The full listing is to be returned exactly as given, but without pictures.

=== Data extract ===

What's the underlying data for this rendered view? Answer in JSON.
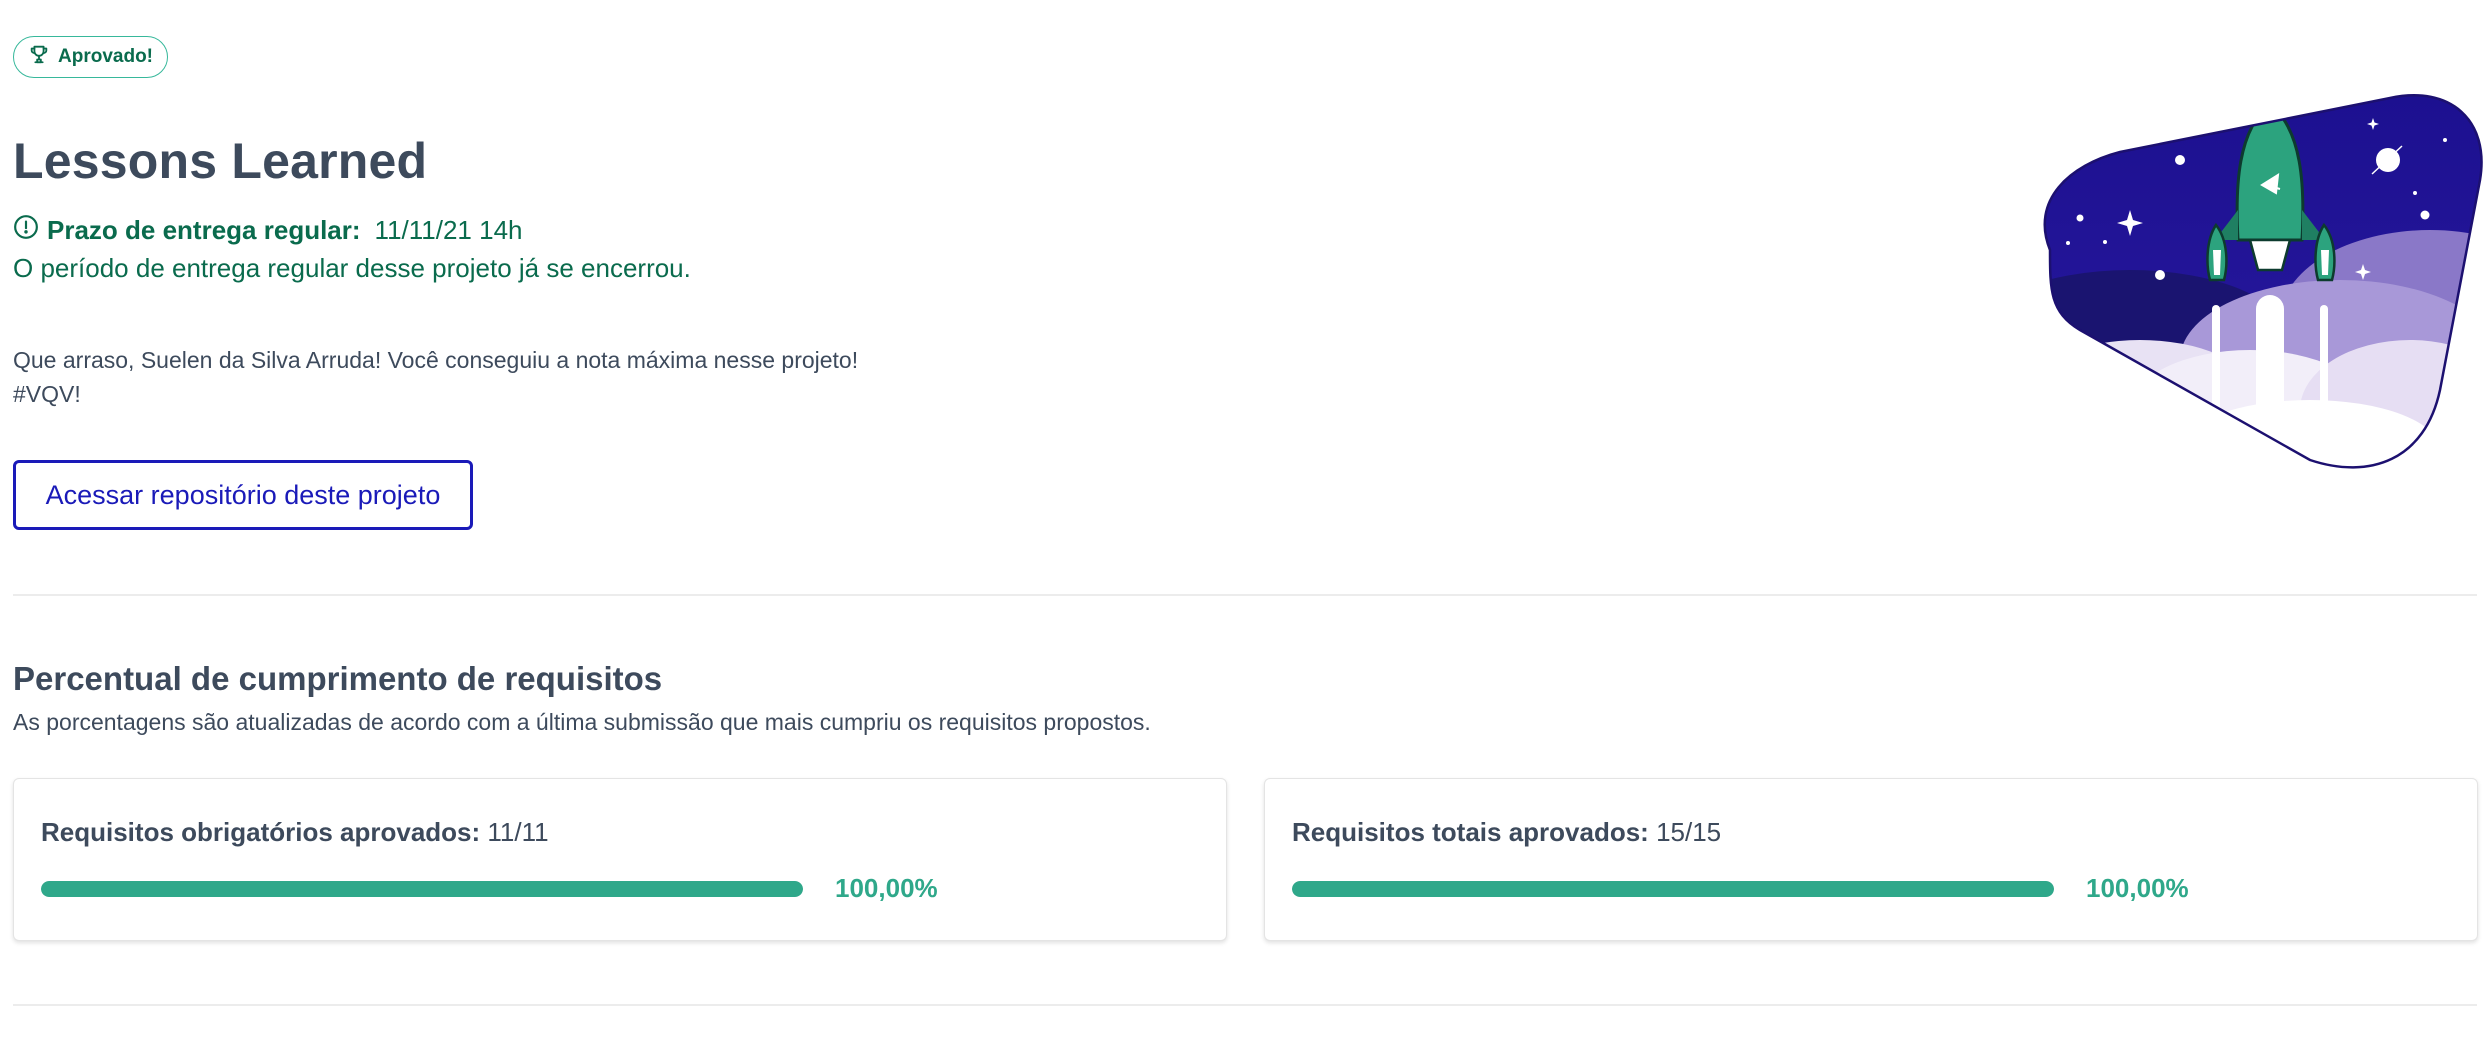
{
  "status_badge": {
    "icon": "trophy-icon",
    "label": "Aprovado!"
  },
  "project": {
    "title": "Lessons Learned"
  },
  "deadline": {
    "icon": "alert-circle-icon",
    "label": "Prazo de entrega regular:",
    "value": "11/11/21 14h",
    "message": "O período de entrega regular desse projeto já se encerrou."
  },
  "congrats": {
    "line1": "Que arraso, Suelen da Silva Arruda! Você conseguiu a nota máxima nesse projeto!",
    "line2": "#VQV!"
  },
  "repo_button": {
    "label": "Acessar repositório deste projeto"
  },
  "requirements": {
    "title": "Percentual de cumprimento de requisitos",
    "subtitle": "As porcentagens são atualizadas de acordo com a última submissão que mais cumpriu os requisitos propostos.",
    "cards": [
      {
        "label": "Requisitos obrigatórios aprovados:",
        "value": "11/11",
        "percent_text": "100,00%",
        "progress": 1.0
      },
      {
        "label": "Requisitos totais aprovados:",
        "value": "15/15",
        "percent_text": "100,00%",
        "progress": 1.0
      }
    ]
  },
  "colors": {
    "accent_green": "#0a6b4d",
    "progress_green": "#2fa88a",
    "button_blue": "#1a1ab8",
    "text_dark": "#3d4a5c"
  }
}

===

§ Solution to the problem
What's the underlying data for this rendered view? Answer in JSON.
{
  "status_badge": {
    "icon": "trophy-icon",
    "label": "Aprovado!"
  },
  "project": {
    "title": "Lessons Learned"
  },
  "deadline": {
    "icon": "alert-circle-icon",
    "label": "Prazo de entrega regular:",
    "value": "11/11/21 14h",
    "message": "O período de entrega regular desse projeto já se encerrou."
  },
  "congrats": {
    "line1": "Que arraso, Suelen da Silva Arruda! Você conseguiu a nota máxima nesse projeto!",
    "line2": "#VQV!"
  },
  "repo_button": {
    "label": "Acessar repositório deste projeto"
  },
  "requirements": {
    "title": "Percentual de cumprimento de requisitos",
    "subtitle": "As porcentagens são atualizadas de acordo com a última submissão que mais cumpriu os requisitos propostos.",
    "cards": [
      {
        "label": "Requisitos obrigatórios aprovados:",
        "value": "11/11",
        "percent_text": "100,00%",
        "progress": 1.0
      },
      {
        "label": "Requisitos totais aprovados:",
        "value": "15/15",
        "percent_text": "100,00%",
        "progress": 1.0
      }
    ]
  },
  "colors": {
    "accent_green": "#0a6b4d",
    "progress_green": "#2fa88a",
    "button_blue": "#1a1ab8",
    "text_dark": "#3d4a5c"
  }
}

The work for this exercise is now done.